Traenk mulls over his ethical hacking job and remote access technologies. Does user convenience make unseen threats more real?
Make my professional life easier. Make it easier to hack your
access. Over the next few blogs, I'm going to outline how new
developments can make it easier to access your applications, your information, possibly your bank account.
Consider those browsers that sync all your bookmarks and favorites
and other browser bits to a common repository. Go to a new machine, and
whammo! You're now getting all your stuff, including cached passwords
and bookmarks and favorites and top websites visited and cookies and what else???
Nice world. Nice for me. If hackers can impersonate you, if your password can be guessed, what
goodies get loaded to their browsers maybe? I mentioned browser cached
passwords, right? Those cached passwords may feature access to a website that has your credit card recorded, chambered and ready to fire,
right? And if you've shipped gifts to friends and relatives, how
quickly can some hacker order goods, authorize their shipment to your friend
(who isn't expecting anything from you), and then exploit the race condition by
grabbing the goods, when no one is looking, without anyone the wiser?
What else, what else can happen? Poorly designed websites sometimes put the ID and Password into the URL. That means by clicking the bookmark, well, that bookmark logs the person in automatically, with you and your credit information available to the hacker. All because someone guessed your browser synchronization password.
I just passed the exam for the SANS GWAPT, so a lot of new
information is bouncing around in my brain. Overall, anything that will
centralize your security and account and usage info into a central

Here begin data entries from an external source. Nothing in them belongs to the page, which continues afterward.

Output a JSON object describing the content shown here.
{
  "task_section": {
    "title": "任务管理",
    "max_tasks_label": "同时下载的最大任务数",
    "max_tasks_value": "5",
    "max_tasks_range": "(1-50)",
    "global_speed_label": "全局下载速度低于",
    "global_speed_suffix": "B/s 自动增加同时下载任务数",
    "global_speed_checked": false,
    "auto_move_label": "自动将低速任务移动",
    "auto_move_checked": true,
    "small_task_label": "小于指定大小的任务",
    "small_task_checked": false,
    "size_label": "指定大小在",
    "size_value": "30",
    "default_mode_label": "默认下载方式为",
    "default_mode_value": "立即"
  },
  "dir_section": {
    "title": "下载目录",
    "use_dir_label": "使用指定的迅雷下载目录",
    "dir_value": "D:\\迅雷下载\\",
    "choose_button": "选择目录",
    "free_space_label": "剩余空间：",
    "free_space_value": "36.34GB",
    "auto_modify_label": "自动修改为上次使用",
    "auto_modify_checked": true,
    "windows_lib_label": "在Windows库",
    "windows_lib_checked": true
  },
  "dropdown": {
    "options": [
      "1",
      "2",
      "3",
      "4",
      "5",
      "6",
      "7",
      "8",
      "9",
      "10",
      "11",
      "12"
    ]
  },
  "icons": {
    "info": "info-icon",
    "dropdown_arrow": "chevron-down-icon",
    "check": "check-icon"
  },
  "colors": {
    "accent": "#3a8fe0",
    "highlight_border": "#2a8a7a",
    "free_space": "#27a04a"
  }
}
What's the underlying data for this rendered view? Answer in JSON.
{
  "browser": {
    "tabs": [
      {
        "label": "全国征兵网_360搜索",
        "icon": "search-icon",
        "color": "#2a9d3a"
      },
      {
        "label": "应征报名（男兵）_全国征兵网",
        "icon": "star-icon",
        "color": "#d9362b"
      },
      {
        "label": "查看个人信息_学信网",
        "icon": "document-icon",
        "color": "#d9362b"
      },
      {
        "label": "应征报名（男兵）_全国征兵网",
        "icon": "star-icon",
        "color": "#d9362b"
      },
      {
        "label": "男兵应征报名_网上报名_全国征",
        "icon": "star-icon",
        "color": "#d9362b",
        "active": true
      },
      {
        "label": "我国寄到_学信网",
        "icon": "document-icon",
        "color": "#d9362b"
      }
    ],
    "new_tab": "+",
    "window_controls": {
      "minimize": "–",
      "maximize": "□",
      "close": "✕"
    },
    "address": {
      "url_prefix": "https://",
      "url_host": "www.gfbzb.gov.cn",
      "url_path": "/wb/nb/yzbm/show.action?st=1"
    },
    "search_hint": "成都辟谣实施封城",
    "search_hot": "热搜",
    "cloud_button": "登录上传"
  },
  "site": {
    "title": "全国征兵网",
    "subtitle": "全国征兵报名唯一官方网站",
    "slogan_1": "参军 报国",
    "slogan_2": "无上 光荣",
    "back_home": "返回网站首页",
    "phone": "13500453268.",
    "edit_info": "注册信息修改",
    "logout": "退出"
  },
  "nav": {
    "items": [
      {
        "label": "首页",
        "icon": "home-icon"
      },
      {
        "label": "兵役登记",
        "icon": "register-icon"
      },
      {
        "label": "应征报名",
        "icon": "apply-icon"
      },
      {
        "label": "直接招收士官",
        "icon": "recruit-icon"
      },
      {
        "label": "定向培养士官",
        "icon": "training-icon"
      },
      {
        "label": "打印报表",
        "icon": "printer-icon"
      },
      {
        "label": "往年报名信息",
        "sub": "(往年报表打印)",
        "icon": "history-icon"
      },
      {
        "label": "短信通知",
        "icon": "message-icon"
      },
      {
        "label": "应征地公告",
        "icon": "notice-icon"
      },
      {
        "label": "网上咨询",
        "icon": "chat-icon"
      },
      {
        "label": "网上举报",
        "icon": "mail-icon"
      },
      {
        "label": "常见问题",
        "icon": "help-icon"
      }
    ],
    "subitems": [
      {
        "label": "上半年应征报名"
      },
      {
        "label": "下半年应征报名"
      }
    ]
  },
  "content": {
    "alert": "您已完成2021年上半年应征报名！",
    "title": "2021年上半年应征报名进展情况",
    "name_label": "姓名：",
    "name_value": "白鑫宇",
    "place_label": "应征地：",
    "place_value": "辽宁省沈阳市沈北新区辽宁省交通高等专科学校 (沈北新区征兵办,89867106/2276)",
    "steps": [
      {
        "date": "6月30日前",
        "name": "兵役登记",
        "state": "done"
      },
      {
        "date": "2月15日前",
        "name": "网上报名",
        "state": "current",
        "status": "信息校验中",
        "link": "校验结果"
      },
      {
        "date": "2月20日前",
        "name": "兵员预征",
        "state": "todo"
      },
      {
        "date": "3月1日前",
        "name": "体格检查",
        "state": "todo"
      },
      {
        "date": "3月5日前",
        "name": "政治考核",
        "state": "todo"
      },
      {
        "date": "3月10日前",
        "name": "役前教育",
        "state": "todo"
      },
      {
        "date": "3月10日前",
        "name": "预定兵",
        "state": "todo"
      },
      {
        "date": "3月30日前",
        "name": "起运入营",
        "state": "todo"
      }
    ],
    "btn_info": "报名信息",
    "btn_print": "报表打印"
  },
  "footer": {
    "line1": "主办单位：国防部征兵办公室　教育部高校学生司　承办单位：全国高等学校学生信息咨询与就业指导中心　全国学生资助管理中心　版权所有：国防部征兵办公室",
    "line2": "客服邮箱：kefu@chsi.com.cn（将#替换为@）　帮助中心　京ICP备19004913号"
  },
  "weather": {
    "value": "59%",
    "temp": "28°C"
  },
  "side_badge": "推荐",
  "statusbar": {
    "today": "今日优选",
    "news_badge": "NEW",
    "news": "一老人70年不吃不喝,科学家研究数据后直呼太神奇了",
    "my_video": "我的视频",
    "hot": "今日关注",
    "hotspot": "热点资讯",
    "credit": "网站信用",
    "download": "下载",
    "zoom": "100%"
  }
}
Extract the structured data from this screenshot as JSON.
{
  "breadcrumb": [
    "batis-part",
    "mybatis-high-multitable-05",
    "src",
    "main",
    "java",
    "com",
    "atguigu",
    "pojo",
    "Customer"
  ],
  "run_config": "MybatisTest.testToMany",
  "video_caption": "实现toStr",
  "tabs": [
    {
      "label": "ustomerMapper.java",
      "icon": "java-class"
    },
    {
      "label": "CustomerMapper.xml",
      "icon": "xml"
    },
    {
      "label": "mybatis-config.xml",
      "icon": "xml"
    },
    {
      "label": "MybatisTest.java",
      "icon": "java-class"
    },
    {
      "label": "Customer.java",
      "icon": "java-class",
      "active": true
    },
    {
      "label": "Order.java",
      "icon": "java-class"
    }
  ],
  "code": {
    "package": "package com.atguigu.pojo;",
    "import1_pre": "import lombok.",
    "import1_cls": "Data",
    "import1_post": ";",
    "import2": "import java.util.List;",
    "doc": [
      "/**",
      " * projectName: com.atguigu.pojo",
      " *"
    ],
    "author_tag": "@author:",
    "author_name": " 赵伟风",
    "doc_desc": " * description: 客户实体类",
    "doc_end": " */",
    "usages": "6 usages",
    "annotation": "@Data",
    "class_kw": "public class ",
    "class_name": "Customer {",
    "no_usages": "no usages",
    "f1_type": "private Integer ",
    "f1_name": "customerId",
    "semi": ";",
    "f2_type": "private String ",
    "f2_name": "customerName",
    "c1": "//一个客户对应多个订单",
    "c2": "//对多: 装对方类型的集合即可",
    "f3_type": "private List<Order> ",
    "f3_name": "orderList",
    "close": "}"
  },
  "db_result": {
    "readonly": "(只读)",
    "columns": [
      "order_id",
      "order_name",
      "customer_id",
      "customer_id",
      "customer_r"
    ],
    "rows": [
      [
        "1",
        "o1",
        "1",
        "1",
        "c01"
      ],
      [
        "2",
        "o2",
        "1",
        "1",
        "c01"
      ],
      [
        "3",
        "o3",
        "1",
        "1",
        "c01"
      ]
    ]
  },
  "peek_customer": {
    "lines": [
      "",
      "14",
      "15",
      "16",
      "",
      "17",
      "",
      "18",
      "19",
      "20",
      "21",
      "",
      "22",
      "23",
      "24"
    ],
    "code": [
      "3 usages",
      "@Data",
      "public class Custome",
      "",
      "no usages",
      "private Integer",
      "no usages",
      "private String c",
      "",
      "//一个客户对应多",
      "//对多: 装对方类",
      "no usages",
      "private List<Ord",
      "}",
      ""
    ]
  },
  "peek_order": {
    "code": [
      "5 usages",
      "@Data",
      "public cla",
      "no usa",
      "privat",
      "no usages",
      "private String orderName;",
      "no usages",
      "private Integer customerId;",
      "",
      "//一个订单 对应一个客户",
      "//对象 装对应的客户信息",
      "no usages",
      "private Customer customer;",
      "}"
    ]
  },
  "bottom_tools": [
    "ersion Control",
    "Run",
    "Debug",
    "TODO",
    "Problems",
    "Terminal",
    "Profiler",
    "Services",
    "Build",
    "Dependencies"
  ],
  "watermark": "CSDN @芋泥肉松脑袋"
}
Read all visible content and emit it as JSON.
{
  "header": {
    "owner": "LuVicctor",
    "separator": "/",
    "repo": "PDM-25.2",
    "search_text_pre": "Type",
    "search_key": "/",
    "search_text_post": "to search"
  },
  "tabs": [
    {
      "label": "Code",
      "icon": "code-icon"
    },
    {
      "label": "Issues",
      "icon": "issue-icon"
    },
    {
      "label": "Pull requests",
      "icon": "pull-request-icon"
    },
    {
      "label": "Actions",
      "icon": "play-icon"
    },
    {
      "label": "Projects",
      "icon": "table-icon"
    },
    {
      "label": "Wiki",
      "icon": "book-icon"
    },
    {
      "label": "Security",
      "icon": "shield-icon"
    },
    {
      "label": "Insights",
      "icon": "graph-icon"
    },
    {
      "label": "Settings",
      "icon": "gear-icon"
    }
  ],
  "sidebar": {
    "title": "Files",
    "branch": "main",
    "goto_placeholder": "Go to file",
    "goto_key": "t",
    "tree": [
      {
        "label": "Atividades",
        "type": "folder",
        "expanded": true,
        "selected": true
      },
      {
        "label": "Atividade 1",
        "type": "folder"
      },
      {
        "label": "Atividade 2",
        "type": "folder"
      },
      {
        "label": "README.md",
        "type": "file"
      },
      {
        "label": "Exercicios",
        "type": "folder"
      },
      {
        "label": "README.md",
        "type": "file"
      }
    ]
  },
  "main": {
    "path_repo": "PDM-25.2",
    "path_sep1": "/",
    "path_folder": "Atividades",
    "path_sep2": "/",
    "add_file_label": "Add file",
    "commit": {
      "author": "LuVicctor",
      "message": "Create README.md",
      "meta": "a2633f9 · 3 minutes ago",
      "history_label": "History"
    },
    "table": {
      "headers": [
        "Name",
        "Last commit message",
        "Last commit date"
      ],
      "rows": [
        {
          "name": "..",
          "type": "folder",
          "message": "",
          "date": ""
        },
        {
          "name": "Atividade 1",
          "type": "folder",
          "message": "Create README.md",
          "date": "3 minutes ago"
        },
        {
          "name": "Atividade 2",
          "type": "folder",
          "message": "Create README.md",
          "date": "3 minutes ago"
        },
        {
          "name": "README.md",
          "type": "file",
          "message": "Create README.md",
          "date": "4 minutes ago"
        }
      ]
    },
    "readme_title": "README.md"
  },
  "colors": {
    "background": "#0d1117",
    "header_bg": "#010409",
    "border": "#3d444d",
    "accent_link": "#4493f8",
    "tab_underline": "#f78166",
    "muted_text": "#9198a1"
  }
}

repository--that's a Snowden-esque nightmare, maybe? It's certainly an
What do you think? Are browser synchronization technologies reasonably secure?jt, GPEN & now GWAPT